Besides the standard cleaning equipment, Grimes also says it’s necessary to have a number of things on hand at the pool.
“We have certain backboards and the floatation devices,” he says. “We need blankets, CPR equipment, there’s a whole list of things required by the health department. You need to make sure that everything is in order, because inspectors come out twice a year.”
Typically, when a pool management company is brought in to handle a residential building’s facility, they are hired as a package deal to service the building’s health club as well. This means they need to take care of the saunas and steam rooms and possibly provide staff for classes that residents may want to take.
“Usually our contract is to take over everything,” Grunfeld says. “The Board of Health comes in and checks the sauna and steam room. [For a sauna] there has to be a limit on the maximum temperature, and an alarm that will sound if it goes over. You have to prove that the alarm goes off, and that you can shut it off.”
For both saunas and steam rooms, staff need to maintain the temperature, check on a weekly basis to make sure they are in range of the temperature, clean them and report any problems to the managing agent or building super.
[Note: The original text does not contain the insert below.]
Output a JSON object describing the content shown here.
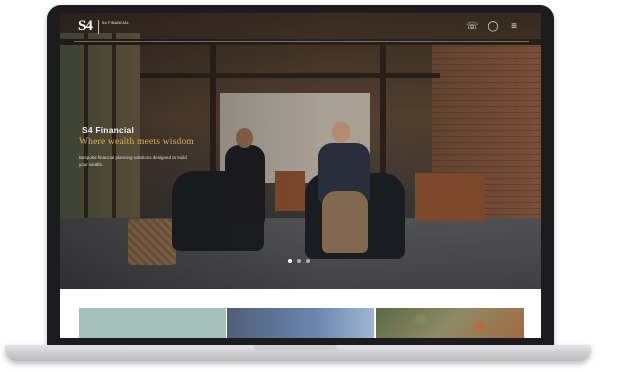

Many pool management companies have diversified their range of services in recent years to include things like swim aerobics for children and the elderly. Some also provide step aerobics, kick boxing, yoga and other classes in the health club.
“We have massage therapists and personal trainers,” Grimes says of his firm. “Whatever the building residents are looking for. Many of our buildings have that built into the contracts and specify the number of classes we need to offer.”
Having a pool presents a significant insurance risk. There’s always the chance someone could injure themselves by slipping on a wet spot, and despite lifeguards being present, there’s always the chance that something more serious could happen in the water.
Then there’s the risk to property that a pool represents. A four-foot-deep, 20-by-40-foot pool holds about 24,000 gallons and weighs over 90 tons. If the pool springs a leak, or a filling hose is left on accidentally, the immediate consequences can be devastating to the physical structure of a building. Clearly, an off-the-shelf million-dollar insurance policy isn’t going to cut it. Grimes says his company is insured into the millions per incident and they also have an umbrella policy, but buildings have to cover themselves as well.
“Most condos sub out the pool to a swimming pool management company. They then open the pool, service the pool, staff the pool with lifeguards—everything,” says Tom Fontana, president of the Property & Casualty Group Insurance Co. in Cranford, New Jersey. “But the condo association still needs their insurance for the pool in case an incident arises, and even though the building is probably listed as an additionally insured under the swimming pool management’s policy. There are still claims that can arise that can be the responsibility of the association. A trip and fall, or some concrete coming apart, etc.”
There’s no set price for a pool management company but fees and figures are usually decided by a number of things.
“Basically, you determine how many hours a day will the pool be open? Will they need one or two lifeguards? A receptionist? Towel person? Porter? It runs the gamut,” Grimes says. “The formula is something like the number of people times the hours involved, whether there are trainers or class instructors, and we also provide chemicals for the pool. That all figures into the pricing.”
For buildings that think they can get by without a management company helping them run the pool, they need to realize that despite the heroic title, a super really can’t do everything.
“A building super can take care of the pool to an extent,” Grimes says. “But the super is not always there to make sure the staff is there, he’s not always there to make sure the chemicals are right, they are concerned with running the building and don’t have the time needed to maintain a pool.”
Keith Loria is a freelance writer and a frequent contributor toThe Cooperator.